Although we have the endorsement of the United Teachers of Los Angeles and one of the largest church coalitions, Interfaith Communities United for Justice and Peace, the County Federation of Labor and other unions have a strategy to win a higher minimum wage which is years in the making and depends on kindred relationships with political forces, the Democratic Party and negotiations with businesses — all behind closed doors and excluding the forces in our class — they are not organizing or not in unions.

Lenin warned the trade union movement about the dangers of isolating themselves and losing their potential power by not including the forces outside of the union movement: those people’s movements against police brutality or poverty or housing or equality.

It’s that “behind-closed-doors” strategy that’s discouraging union rank-and-file members from what they would naturally be doing: jumping at the opportunity to direct union dues and union power to ensure the 62,000 signatures necessary to get this on the ballot in May. After all, it was the announcement of our official ballot that spooked the mayor into proposing $13.25 by 2017, and they know that.

But we’re going to keep on reaching out to the rank and file.  We’re learning how to reach into our local communities in a deeper way to make this ballot initiative a household word. It may seem odd for us to fight so hard using the tool of bourgeois elections, but it’s really a crack in their system we’re exploiting, that we’re prying open even further to encourage the audacity to believe that workers have the right to determine the wages they make and the amount of surplus value they take.  Why leave the minimum wage up to politicians and their corporate sponsors?  We’re prying that crack open even further to encourage broader solidarity that taps into the communities that make up this growing force of low-wage workers — to allow light through to expose capitalism as a system that is unwilling to provide even the most basic necessities of life and is motivated only by profit through exploitation, police brutality as in Ferguson, East LA, Harlem, South Central. And once we bust through, baby, things ain’t never gonna be the same again.


Part of the inspiration for this ballot comes from the struggle by the Civil Rights Movement that included Dr. King’s Poor People’s Campaign. Dr. King wanted to raise the minimum wage to $2, that would come to $15.57 today.


I would like to propose that we build upon that during the King celebration in LA in January, where 100,000 people will be marching to honor Dr. King.

There are 4 million people in the city of LA. If we start an appeal to win $15 an hour and the building of a workers’ assembly, that would put workers’ issues at the forefront in LA.

If we reach out to every neighborhood block club in South Central and East LA, every church, college campus and high school, and make this campaign viral with the help of our allies and rank-and-file union members and social media, can’t we get just 1,000 people to come to the King march and spend just a few hours getting 100 signatures each?

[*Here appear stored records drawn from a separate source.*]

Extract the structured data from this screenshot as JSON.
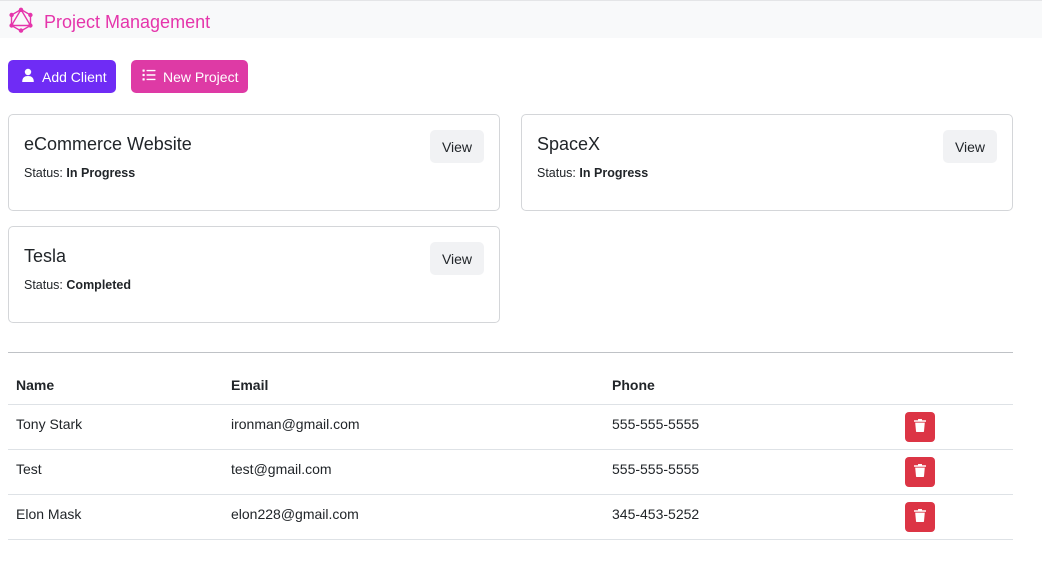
{
  "header": {
    "title": "Project Management",
    "logo_icon": "graphql-logo-icon",
    "accent_color": "#e535ab"
  },
  "toolbar": {
    "add_client_label": "Add Client",
    "add_client_icon": "user-icon",
    "add_client_color": "#6f2cf5",
    "new_project_label": "New Project",
    "new_project_icon": "list-icon",
    "new_project_color": "#de3aa5"
  },
  "projects": [
    {
      "name": "eCommerce Website",
      "status_label": "Status:",
      "status": "In Progress",
      "view_label": "View"
    },
    {
      "name": "SpaceX",
      "status_label": "Status:",
      "status": "In Progress",
      "view_label": "View"
    },
    {
      "name": "Tesla",
      "status_label": "Status:",
      "status": "Completed",
      "view_label": "View"
    }
  ],
  "clients": {
    "columns": [
      "Name",
      "Email",
      "Phone"
    ],
    "rows": [
      {
        "name": "Tony Stark",
        "email": "ironman@gmail.com",
        "phone": "555-555-5555"
      },
      {
        "name": "Test",
        "email": "test@gmail.com",
        "phone": "555-555-5555"
      },
      {
        "name": "Elon Mask",
        "email": "elon228@gmail.com",
        "phone": "345-453-5252"
      }
    ],
    "delete_icon": "trash-icon",
    "delete_color": "#dc3545"
  }
}
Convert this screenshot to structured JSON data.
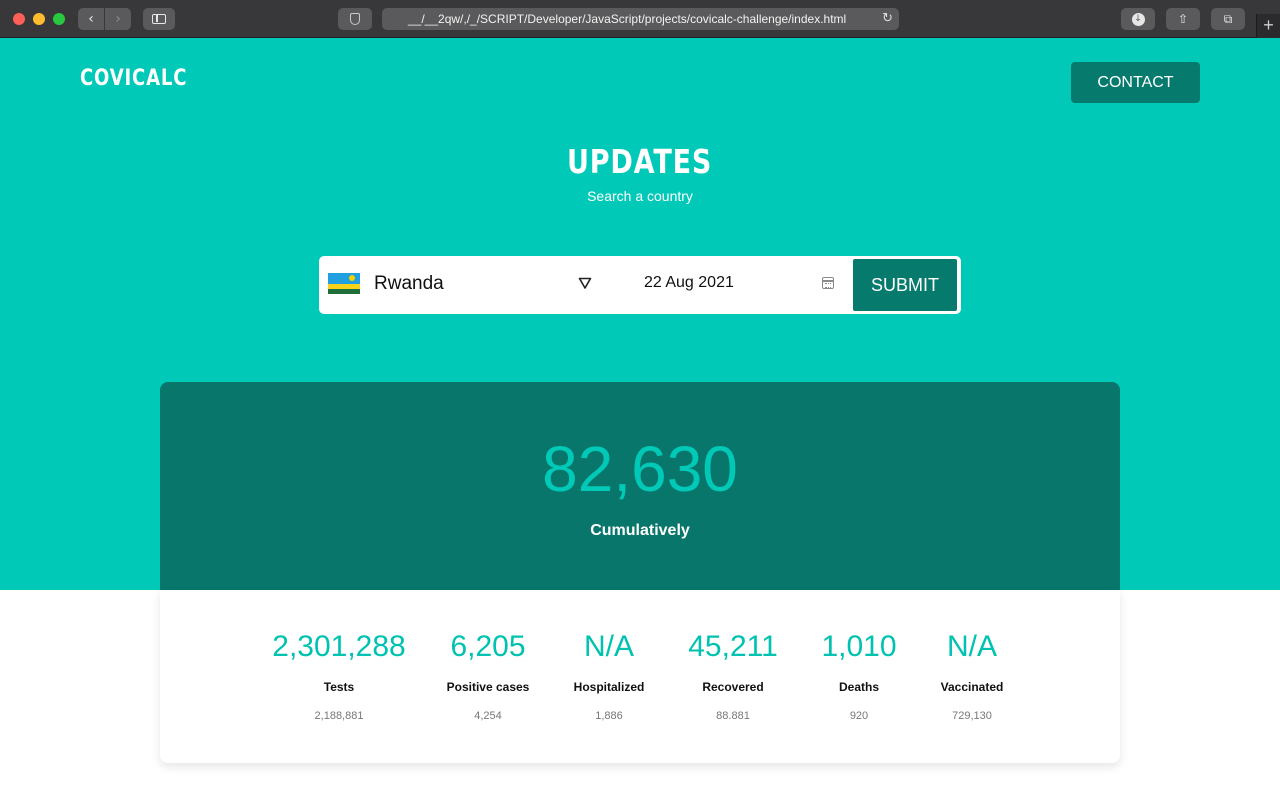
{
  "browser": {
    "url": "__/__2qw/,/_/SCRIPT/Developer/JavaScript/projects/covicalc-challenge/index.html",
    "icons": [
      "back-icon",
      "forward-icon",
      "sidebar-icon",
      "shield-icon",
      "reload-icon",
      "download-icon",
      "share-icon",
      "tabs-icon",
      "new-tab-icon"
    ]
  },
  "header": {
    "logo": "COVICALC",
    "contact_label": "CONTACT"
  },
  "hero": {
    "title": "UPDATES",
    "subtitle": "Search a country"
  },
  "search": {
    "country": "Rwanda",
    "date": "22 Aug 2021",
    "submit_label": "SUBMIT"
  },
  "summary": {
    "value": "82,630",
    "label": "Cumulatively"
  },
  "stats": [
    {
      "value": "2,301,288",
      "label": "Tests",
      "previous": "2,188,881"
    },
    {
      "value": "6,205",
      "label": "Positive cases",
      "previous": "4,254"
    },
    {
      "value": "N/A",
      "label": "Hospitalized",
      "previous": "1,886"
    },
    {
      "value": "45,211",
      "label": "Recovered",
      "previous": "88.881"
    },
    {
      "value": "1,010",
      "label": "Deaths",
      "previous": "920"
    },
    {
      "value": "N/A",
      "label": "Vaccinated",
      "previous": "729,130"
    }
  ],
  "colors": {
    "teal": "#00c9b7",
    "dark_teal": "#077a6e",
    "accent_text": "#00c2b0"
  }
}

I think we can, and our Party can help make that happen. Let’s give it a shot — and even if we miss our target by a little, imagine how spooked we will have made the powers that be and how credible, attractive and established the LA Workers’ Assembly will appear to low-wage workers and our class in general and how much more capable we will be in fighting the state’s economic and military police wars against our communities.